WORK REQUIRED — A single number is the whole answer: the count of lines in these entries that hold "Apple".

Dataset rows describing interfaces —
************

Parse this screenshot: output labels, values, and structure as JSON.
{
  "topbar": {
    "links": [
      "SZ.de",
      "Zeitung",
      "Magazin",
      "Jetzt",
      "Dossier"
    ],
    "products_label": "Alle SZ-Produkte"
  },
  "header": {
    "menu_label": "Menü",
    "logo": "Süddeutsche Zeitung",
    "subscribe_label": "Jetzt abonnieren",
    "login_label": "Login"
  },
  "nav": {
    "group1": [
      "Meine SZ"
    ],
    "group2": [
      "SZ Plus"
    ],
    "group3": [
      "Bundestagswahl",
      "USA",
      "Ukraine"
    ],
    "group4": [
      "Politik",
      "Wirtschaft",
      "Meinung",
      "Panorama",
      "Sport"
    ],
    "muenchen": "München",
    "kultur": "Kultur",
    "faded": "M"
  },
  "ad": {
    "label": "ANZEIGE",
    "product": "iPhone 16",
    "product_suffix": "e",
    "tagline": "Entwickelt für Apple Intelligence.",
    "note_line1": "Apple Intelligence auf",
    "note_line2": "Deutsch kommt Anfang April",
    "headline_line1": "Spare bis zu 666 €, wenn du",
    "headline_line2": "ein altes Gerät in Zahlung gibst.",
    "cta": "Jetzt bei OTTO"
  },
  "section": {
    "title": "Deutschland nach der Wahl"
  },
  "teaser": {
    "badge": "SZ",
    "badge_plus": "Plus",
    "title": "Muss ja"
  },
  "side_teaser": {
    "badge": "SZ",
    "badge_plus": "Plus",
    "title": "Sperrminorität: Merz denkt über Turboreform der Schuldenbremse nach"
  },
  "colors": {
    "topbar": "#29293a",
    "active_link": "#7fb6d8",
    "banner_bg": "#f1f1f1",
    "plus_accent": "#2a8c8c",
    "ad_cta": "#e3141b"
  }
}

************

FINAL ANSWER — 2